Beware of big numbers. Thursday's London donor conference on Syria made all the right noises - they always do - but if past experience is anything to go by, the right noises rarely translate into ready cash.
Anyone who reads my column here in the Huff knows I regularly sing the praises of the Disability Arts Scene. I feel it is a place where art surpasses any constraints of impairment and explodes any stereotypes of disability with creativity and output that challenges the mainstream art world to achieve anywhere near it's standard.
There seems to be limited data but it is clear that the rates of schizophrenia in the Caribbean countries are the same as that seen among white British. It had been argued that some individuals who are prone to develop psychiatric disorders are more likely to migrate but that has not been confirmed.
We are acting to ensure that women will have up-to-date information to inform the decision for a safe abortion, should they desire it. WoW perceives an unwanted pregnancy to be a medical emergency and gives women the option of termination, regardless of economic limitations.
It is very important for Syrian children to have an education. I don't see them as refugees. It is just a label that the society gave them. We are not looking into a dark future where people are divided into those who were refugees and those who were not. What they are now are children. Simply children. And all children have the right to learn and continue their education.
We have all heard about the terrible situation in Syria, Afghanistan and Iraq causing people to risk their lives and make the treacherous journey across the Mediterranean. However, what I have sadly come to realise is that not so many of us have heard much about the Eritreans also making this crossing.
To Syrian civilians, this is a war seemingly without end, and certainly without law. The parties to the conflict continue to bombard densely populated areas, lay ruin to homes, schools and hospitals, target and indiscriminately attack civilians, choke off desperately needed food, water and energy supplies, and disrupt the delivery of humanitarian aid.
I visited Za'atari refugee camp and met children who have fled Syria for their lives. I heard the same tales of losing homes, their schools and their friends. And stories of unimaginable violence and danger. These children should be going to school and playing with their friends, dreaming of what they want to be when they grow up. These children are the future of Syria and they urgently need protection and the chance of an education before a whole generation is lost to the conflict.
The camp is a fragile and desperate place. There are thousands of people, including babies and very young children, living in freezing conditions with no education, limited food and healthcare. The efforts of the volunteers and agencies responding to the crisis are remarkable, but it is quite clear that much more needs to be done.
When I was a child, I hated being given dolls for my birthday or Christmas. Most of them were glamorous, blonde and pretty and that certainly wasn't me! Like many other young girls, I would enthusiastically mutilate my Barbie dolls.
In the 21st century, and yes that does make me feel old, we now have a generation of young disabled people who see modelling as career and they want the chance to strut their stuff. Not as a token but as a professional.

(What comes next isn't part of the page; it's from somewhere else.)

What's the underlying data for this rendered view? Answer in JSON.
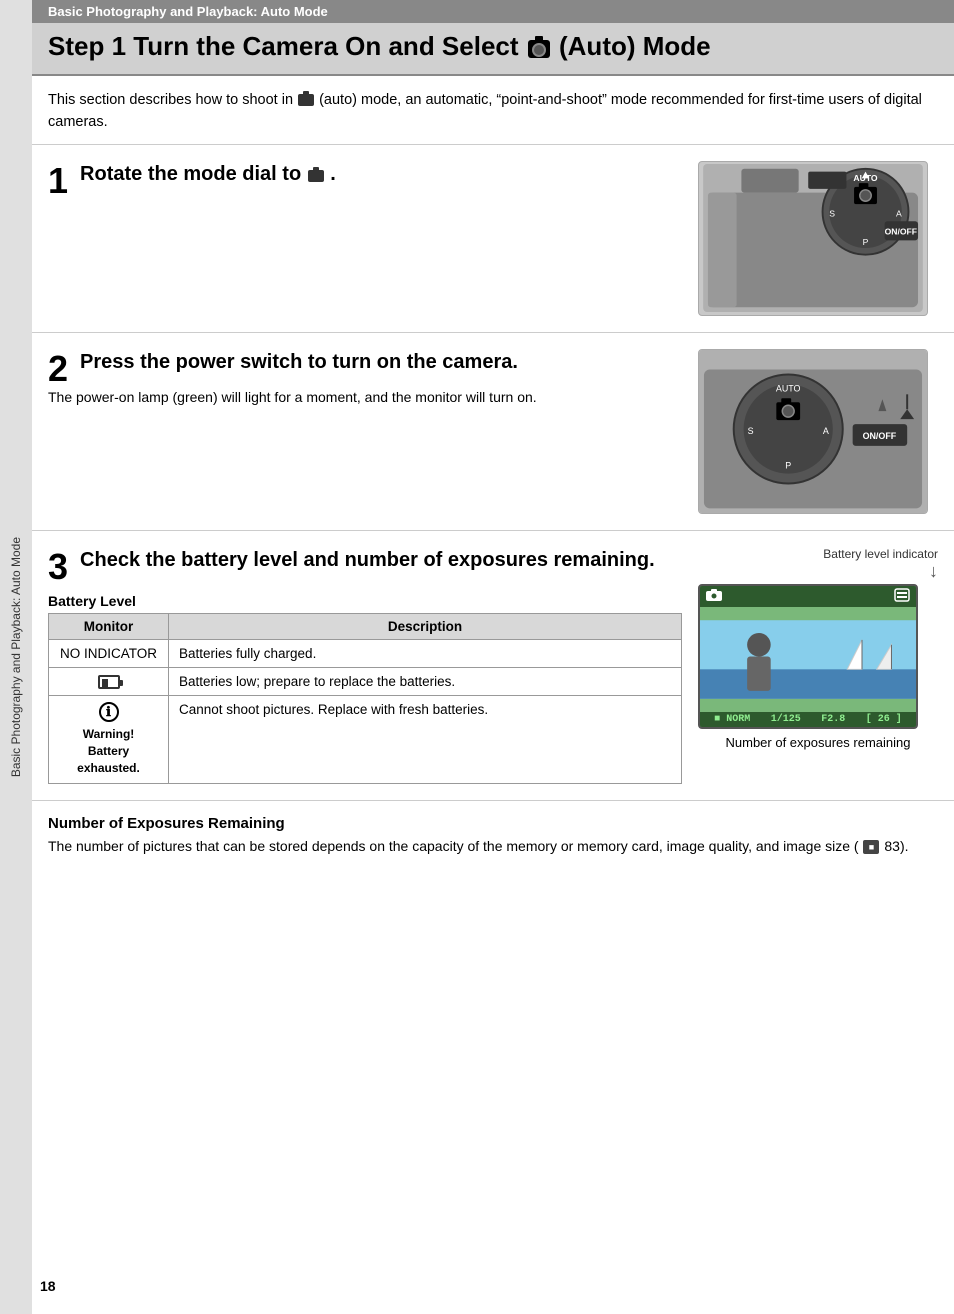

On 17 February, Her Royal Highness, The Duchess of Cambridge, will join editors at HuffPost UK as guest editor to specifically help raise awareness of this issue and help us launch Young Minds Matter. Using the hashtag #youngmindsmatter we will discuss the problems, causes and also most importantly the solutions to the stigma surrounding the UK's mental health crisis among children. Finding solutions is a core value of The Huffington Post globally, which we express through our What's Working approach to news.
As a country, we seem to have accepted that child abuse is almost inevitable. We get irate and call for resignations when each prosecution comes to court, but it is always the social worker or police officer to blame, rather than what could have been done to prevent it. Remember that each crime represents a child. The outcomes of abuse can be devastating.
We need a housing bill that supports stability, recovery, progress and independence... We talk about people caught in the 'revolving door' syndrome of recovery and relapse. Having a place to call home can make all the difference in breaking that cycle for good.
Your government's pledge to fund is important to all Syrians wherever they are, but money in itself will not be enough. Host governments need to be encouraged to make policy changes that will help refugees regain hope: hope that their daily lives can be lived with dignity and hope that one day soon they will be able to go home.
I have learnt to detest impairment labels. While I understand the importance of labels at the point of diagnosis, I have seen how impairments labels have recently been used by left wing activists to demand entitlement beyond need or understanding.